Imagine a dry compound that can conductively bind components to a printed-circuit board without the high heat associated with various soldering processes. Or, how about an adhesive that never dries out in a vacuum—a common problem in aerospace applications? For the adventurous, imagine wearing a suit that would allow you to easily scale walls and hang from ceilings like a superhero.
These fantasies may not be too far from reality as scientists look to the gecko for answers. For some time now, researchers have observed the ability of geckos to cling to surfaces, be they rocks, trees, walls, and ceilings, vertically and horizontally, and even upside down, with their toes.
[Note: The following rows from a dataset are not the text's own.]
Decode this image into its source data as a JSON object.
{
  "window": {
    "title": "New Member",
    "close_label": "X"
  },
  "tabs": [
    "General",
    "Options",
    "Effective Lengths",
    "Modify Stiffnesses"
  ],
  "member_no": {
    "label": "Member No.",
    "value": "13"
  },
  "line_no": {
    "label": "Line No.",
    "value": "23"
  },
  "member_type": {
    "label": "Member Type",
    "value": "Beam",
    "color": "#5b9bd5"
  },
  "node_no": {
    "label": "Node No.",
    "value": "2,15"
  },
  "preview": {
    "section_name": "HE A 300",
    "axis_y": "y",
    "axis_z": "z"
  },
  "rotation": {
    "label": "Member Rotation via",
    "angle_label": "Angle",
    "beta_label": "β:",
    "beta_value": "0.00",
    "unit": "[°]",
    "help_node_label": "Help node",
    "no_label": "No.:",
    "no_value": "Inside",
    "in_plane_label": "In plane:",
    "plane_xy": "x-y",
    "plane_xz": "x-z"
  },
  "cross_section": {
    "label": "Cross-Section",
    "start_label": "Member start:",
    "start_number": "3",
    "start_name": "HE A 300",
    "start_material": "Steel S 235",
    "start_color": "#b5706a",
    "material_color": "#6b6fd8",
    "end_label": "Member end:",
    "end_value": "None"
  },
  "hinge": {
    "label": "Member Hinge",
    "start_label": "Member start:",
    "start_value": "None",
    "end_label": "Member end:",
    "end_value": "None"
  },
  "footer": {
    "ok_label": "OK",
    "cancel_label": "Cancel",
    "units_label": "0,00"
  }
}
This ability is attributable to microscopic hairs with an elastic quality in the gecko’s toes that exert attractive forces on an atomic level (Fig. 1).
GECKOS AND NANOTUBES
In their attempts to replicate these adhesive hairs, scientists have been experimenting with certain polymers and carbon nanotubes. In October, researchers at the University of Dayton, Georgia Institute of Technology, Air Force Research Laboratory, and University of Akron unveiled the first carbon nanotube material that not only apes the gecko’s anisotropic adhesive properties, but does so with an adhesive ability about three times better than previous models and with 10 times greater resistance to perpendicular shear forces than the gecko.
Using the unique carbon nanotube array, these researchers expect to develop artificial gecko feet that can grip vertical surfaces while being easy to remove. According to Georgia Tech Regents Professor Zhong Lin Wang, the unique material relies on rationally designed, multiwalled carbon nanotubes that form arrays with entangled tops (Fig. 2). These tops mimic the architecture of gecko feet and hairs of varying diameters.
Pressing these nanotubes upon a surface, their tangled tops align with the surface, and contact between them significantly increases. This increase in contact of the tops with each other causes an increase in van der Waals forces occurring on the atomic level, which promotes adhesion.
“The contact surface area matters a lot. When you have line contact along, you have van der Waals forces acting along the entire length of the nanotubes. But when you have a point contact, the van der Waals forces act only at the tip of the nanotubes. That allows us to truly mimic what the gecko does naturally,” Wang says. “When lifted off the surface in a direction parallel to the main body of the nanotubes, only the tips remain in contact, minimizing the attraction forces.”
Liangti Qu, a research assistant at the University of Dayton, fabricated the vertically aligned, multiwalled nanotube arrays via a low-pressure, chemical-vapor deposition process on a silicon wafer. The first segments grew in random directions, creating the coiled and entangled tops.
During lab tests, performed with a number of surface types including glass, Teflon, polymer sheets, and sandpaper, the researchers measured adhesive forces in the shear direction of about 100 Newtons per square centimeter. Measurement in the normal direction reveals an adhesive force approximately the same as a gecko at 10 Newtons per square centimeter (Fig. 3). In essence, resistance to shear force increases with the length of the nanotubes while resistance to normal force appears to be independent of nanotube length.
APPLICATIONS AND FUTURE RESEARCH
Since carbon nanotubes conduct both heat and electrical current, a dry adhesive formed with the gecko-like nanotubes could provide an efficient method for connecting electrical components. “Thermal management is a real problem, and if you could use a nanotube dry adhesive, you could simply apply the devices and allow van der Waals forces to hold them together. That would eliminate the heat required for soldering,” Wang says.
With eyes on the skies, the researchers also foresee adhesives that will hold up for long periods in outer space. “In space, there is a vacuum and traditional adhesives dry out. But nanotube dry adhesives would not be bothered by space environments,” says University of Dayton researcher Liming Dai.
A bit more work is necessary before we see these dry adhesives on the market. The researchers need to analyze various surface interactions to boost adhesive force as well as determine longterm reliability.
“As surfaces may not be uniform, the adhesive force produced by a larger patch may not increase linearly with the size. There is much we need to learn about the contact between nanotubes and different surfaces,” Dai says.